Exercise description>
Return the records that follow, matching each one exactly.

Data under study>
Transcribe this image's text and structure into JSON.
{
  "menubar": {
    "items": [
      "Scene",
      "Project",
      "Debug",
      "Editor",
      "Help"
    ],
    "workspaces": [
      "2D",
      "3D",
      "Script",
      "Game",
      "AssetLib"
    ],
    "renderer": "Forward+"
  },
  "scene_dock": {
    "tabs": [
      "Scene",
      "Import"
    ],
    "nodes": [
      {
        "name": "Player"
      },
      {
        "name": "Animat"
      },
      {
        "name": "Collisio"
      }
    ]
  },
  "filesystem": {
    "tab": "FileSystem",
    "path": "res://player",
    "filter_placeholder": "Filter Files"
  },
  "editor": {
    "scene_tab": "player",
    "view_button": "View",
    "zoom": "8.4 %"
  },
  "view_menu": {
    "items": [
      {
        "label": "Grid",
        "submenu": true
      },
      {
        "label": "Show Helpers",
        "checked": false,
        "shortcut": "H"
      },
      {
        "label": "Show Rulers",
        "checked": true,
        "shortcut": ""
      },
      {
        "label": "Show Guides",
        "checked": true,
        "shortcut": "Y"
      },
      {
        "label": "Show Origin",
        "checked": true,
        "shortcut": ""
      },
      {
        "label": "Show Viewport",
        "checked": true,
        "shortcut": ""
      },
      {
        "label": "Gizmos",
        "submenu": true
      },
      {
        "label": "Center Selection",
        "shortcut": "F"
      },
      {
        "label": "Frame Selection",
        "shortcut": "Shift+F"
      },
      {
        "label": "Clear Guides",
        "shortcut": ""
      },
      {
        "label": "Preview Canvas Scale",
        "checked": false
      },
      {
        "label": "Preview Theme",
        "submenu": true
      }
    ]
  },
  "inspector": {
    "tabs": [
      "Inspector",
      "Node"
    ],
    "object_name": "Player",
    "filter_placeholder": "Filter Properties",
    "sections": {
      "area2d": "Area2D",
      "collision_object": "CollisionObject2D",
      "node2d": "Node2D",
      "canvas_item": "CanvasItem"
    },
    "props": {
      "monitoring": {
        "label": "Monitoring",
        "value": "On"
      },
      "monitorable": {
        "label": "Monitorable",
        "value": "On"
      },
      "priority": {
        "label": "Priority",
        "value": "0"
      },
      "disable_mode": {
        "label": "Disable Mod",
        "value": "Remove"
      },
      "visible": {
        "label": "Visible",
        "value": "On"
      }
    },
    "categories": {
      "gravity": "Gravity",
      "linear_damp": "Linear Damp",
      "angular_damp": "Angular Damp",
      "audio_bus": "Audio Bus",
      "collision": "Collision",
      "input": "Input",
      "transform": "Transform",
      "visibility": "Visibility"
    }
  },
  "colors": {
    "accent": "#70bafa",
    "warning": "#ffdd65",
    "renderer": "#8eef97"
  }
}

Task result>
Transcribe this image's text and structure into JSON.
{
  "menubar": {
    "items": [
      "Scene",
      "Project",
      "Debug",
      "Editor",
      "Help"
    ],
    "workspaces": [
      "2D",
      "3D",
      "Script",
      "Game",
      "AssetLib"
    ],
    "renderer": "Forward+"
  },
  "scene_dock": {
    "tabs": [
      "Scene",
      "Import"
    ],
    "nodes": [
      {
        "name": "Player"
      },
      {
        "name": "Animat"
      },
      {
        "name": "Collisio"
      }
    ]
  },
  "filesystem": {
    "tab": "FileSystem",
    "path": "res://player",
    "filter_placeholder": "Filter Files"
  },
  "editor": {
    "scene_tab": "player",
    "view_button": "View",
    "zoom": "8.4 %"
  },
  "view_menu": {
    "items": [
      {
        "label": "Grid",
        "submenu": true
      },
      {
        "label": "Show Helpers",
        "checked": false,
        "shortcut": "H"
      },
      {
        "label": "Show Rulers",
        "checked": true,
        "shortcut": ""
      },
      {
        "label": "Show Guides",
        "checked": true,
        "shortcut": "Y"
      },
      {
        "label": "Show Origin",
        "checked": true,
        "shortcut": ""
      },
      {
        "label": "Show Viewport",
        "checked": true,
        "shortcut": ""
      },
      {
        "label": "Gizmos",
        "submenu": true
      },
      {
        "label": "Center Selection",
        "shortcut": "F"
      },
      {
        "label": "Frame Selection",
        "shortcut": "Shift+F"
      },
      {
        "label": "Clear Guides",
        "shortcut": ""
      },
      {
        "label": "Preview Canvas Scale",
        "checked": false
      },
      {
        "label": "Preview Theme",
        "submenu": true
      }
    ]
  },
  "inspector": {
    "tabs": [
      "Inspector",
      "Node"
    ],
    "object_name": "Player",
    "filter_placeholder": "Filter Properties",
    "sections": {
      "area2d": "Area2D",
      "collision_object": "CollisionObject2D",
      "node2d": "Node2D",
      "canvas_item": "CanvasItem"
    },
    "props": {
      "monitoring": {
        "label": "Monitoring",
        "value": "On"
      },
      "monitorable": {
        "label": "Monitorable",
        "value": "On"
      },
      "priority": {
        "label": "Priority",
        "value": "0"
      },
      "disable_mode": {
        "label": "Disable Mod",
        "value": "Remove"
      },
      "visible": {
        "label": "Visible",
        "value": "On"
      }
    },
    "categories": {
      "gravity": "Gravity",
      "linear_damp": "Linear Damp",
      "angular_damp": "Angular Damp",
      "audio_bus": "Audio Bus",
      "collision": "Collision",
      "input": "Input",
      "transform": "Transform",
      "visibility": "Visibility"
    }
  },
  "colors": {
    "accent": "#70bafa",
    "warning": "#ffdd65",
    "renderer": "#8eef97"
  }
}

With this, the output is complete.